Now in 2020 it happens that the Democratic Party has been too incompetent to win their own primary, which creates an opening for regular people to seize power and through the political system and drive out the money powers.
But how does it happen that corporate power gets subdued and driven out of power?
People like my foolish friend have faith in the existence of a "middle ground" upon which all reasonable people can agree. They think that there is some way of compromising with the wealthy interests that have taken over our political system and our economy.
Such people do not understand the position we are in.
There is obviously no way of compromising with Mitch McConnell. But Mitch McConnell isn't just some bad stubborn guy. He is bought and paid for by corporate power, and he does not compromise because the money power that has taken over our government does not compromise. The enemy lurking behind the face of Mitch McConnell is not Trump. It's not even the Republican Party. The enemy is the money power that controls both the Republican and the Democratic Parties.
Nobody but Bernie Sanders is even proposing to take on that power.
And even if somebody else said they would take on the 1% we would be unwise to believe them unless they had something close to a lifetime's commitment and a solid plan, because talk is cheap. And once again, only Bernie Sanders has those things.
If some corporate-friendly politician like Joe Biden tries to compromise with corporate power the way Obama did for eight years, the wealthy will continue to consolidate their power and weaken the civic institutions we need to defend our democracy. Then, we will have lost our last toe-hold in a recognizable version of America, and the next tyrant will eviscerate what's left of the rule of law.
If some politically unsophisticated politician like Elizabeth Warren or Pete Buttigieg tries to split the difference with corporate power because they have no beef with billionaires, the result will be the same. The wealthy will continue to consolidate their power over our political system and our economy, and we will have no way left to fight back.
And heaven forbid we count on a billionaire like Michael Bloomberg to reign in the power of billionaires. That will never happen.
Even if we elect Bernie, he might not succeed -- it's late in the game to turn this around, and the odds are against us.
But it's not so late in the game that we shouldn't try. I wouldn't walk off the field right now. We have to try.
So the right question isn't whether Bernie can win the presidential nomination, but, instead, What do we have to do to make sure that he wins the nomination and then succeeds as President?
There is a long list of things.
But at the top of that list -- number one above all others -- we have to abandon three ideas.
First, we must abandon the idea that Trump is the problem. Trump is a symptom of the problem, and removing him won't make the problem go away.

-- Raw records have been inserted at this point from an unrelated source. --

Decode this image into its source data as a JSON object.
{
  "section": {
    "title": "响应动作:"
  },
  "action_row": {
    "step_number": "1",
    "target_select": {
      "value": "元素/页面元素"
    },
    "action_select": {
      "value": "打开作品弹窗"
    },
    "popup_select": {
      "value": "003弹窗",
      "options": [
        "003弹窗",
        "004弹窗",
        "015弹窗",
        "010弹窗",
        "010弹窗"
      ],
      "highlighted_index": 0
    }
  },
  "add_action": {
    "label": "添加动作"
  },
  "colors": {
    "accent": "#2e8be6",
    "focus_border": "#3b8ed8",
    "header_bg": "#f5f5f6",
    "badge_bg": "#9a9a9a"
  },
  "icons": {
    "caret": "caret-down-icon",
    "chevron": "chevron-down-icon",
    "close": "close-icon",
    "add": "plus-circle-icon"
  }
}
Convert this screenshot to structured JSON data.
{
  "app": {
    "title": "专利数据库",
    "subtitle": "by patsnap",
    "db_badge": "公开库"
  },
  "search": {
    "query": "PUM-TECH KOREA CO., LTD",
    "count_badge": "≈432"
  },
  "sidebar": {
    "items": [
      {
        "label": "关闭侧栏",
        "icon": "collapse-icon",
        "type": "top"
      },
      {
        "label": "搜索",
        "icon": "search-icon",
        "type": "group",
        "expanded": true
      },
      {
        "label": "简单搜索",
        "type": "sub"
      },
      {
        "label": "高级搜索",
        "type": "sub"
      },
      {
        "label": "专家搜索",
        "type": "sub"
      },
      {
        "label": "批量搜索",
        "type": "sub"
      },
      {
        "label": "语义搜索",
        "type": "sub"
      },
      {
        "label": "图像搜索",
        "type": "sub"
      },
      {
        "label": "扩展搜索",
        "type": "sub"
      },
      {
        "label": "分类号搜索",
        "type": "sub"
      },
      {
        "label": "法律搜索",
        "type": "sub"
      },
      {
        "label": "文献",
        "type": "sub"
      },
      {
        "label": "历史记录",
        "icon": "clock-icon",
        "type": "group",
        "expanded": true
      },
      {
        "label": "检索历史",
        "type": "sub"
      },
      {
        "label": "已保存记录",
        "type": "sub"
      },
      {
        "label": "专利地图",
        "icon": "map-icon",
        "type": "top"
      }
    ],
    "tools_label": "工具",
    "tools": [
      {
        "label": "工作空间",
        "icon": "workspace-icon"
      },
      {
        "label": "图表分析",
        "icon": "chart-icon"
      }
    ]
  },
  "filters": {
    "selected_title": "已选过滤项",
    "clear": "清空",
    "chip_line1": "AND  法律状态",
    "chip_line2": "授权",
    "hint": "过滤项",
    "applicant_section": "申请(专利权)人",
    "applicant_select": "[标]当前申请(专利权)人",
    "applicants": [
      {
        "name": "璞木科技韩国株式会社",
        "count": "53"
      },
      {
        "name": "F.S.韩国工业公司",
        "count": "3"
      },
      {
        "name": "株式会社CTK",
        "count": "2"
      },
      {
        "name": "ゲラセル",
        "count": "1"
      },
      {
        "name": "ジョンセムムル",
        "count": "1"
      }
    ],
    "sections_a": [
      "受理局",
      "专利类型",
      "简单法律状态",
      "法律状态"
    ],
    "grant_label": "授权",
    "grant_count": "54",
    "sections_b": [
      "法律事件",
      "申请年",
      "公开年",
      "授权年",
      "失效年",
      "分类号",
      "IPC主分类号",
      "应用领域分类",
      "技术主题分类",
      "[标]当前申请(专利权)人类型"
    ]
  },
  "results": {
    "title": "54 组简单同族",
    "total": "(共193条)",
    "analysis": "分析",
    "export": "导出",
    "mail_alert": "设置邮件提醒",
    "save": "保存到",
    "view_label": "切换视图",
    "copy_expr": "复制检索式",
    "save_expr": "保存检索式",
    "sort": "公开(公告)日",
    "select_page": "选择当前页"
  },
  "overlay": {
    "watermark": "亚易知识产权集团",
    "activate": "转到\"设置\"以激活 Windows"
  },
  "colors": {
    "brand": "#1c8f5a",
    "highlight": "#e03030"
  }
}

Second, we must abandon the idea that it does not matter who we replace Trump with. It matters immensely. Any functioning adult won't be enough. In fact, if we replace Trump with someone who is not seriously committed to driving money out of government and monopolists out of our economy, then we will just be setting up another downward cycle, and the next cycle will lead to a vicious tyranny unlike any America has seen.
Third, we must abandon the idea that there is some middle-ground politician, some decent person, who can bring all sides to the table and have a thoughtful conversation. The kind of politician willing to compromise with white supremacists, or compromise with robber barons, is not suited for the job that needs to be done, fundamentally misunderstands the task at hand, and will only end up strengthening our opponent.
We have to drive the money power out of our government.
We have at most one last chance to do it.
Bernie Sanders is that chance.
And unless a significant majority of Americans get behind him, right away, the odds of our succeeding will not be good.